What to produce: Your answer should be an exact copy of all the entries, free of pictures.

━━━ Given records ━━━

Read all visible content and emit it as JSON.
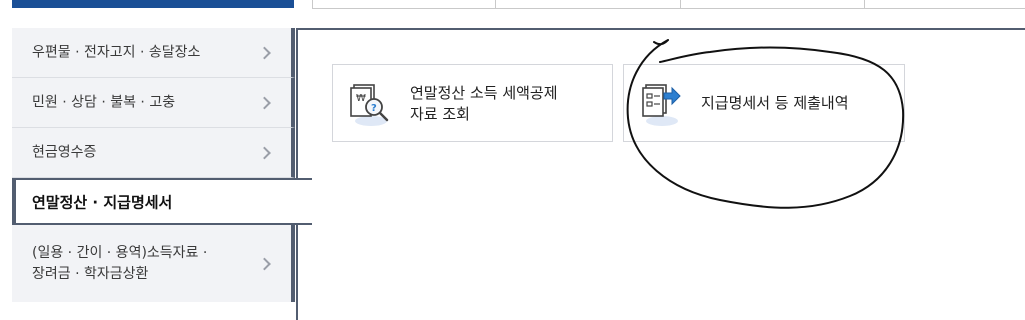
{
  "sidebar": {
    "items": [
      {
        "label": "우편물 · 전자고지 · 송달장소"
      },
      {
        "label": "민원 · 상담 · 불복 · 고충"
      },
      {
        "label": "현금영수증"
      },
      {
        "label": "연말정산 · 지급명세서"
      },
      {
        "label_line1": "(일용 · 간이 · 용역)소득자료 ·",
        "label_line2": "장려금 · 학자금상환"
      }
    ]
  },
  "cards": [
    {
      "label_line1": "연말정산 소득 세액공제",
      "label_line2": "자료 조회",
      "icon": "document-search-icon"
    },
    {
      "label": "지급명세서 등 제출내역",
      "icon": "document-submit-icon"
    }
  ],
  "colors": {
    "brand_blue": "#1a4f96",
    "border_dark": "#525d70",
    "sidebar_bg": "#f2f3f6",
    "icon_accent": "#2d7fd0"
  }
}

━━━

Reply:
Read all visible content and emit it as JSON.
{
  "sidebar": {
    "items": [
      {
        "label": "우편물 · 전자고지 · 송달장소"
      },
      {
        "label": "민원 · 상담 · 불복 · 고충"
      },
      {
        "label": "현금영수증"
      },
      {
        "label": "연말정산 · 지급명세서"
      },
      {
        "label_line1": "(일용 · 간이 · 용역)소득자료 ·",
        "label_line2": "장려금 · 학자금상환"
      }
    ]
  },
  "cards": [
    {
      "label_line1": "연말정산 소득 세액공제",
      "label_line2": "자료 조회",
      "icon": "document-search-icon"
    },
    {
      "label": "지급명세서 등 제출내역",
      "icon": "document-submit-icon"
    }
  ],
  "colors": {
    "brand_blue": "#1a4f96",
    "border_dark": "#525d70",
    "sidebar_bg": "#f2f3f6",
    "icon_accent": "#2d7fd0"
  }
}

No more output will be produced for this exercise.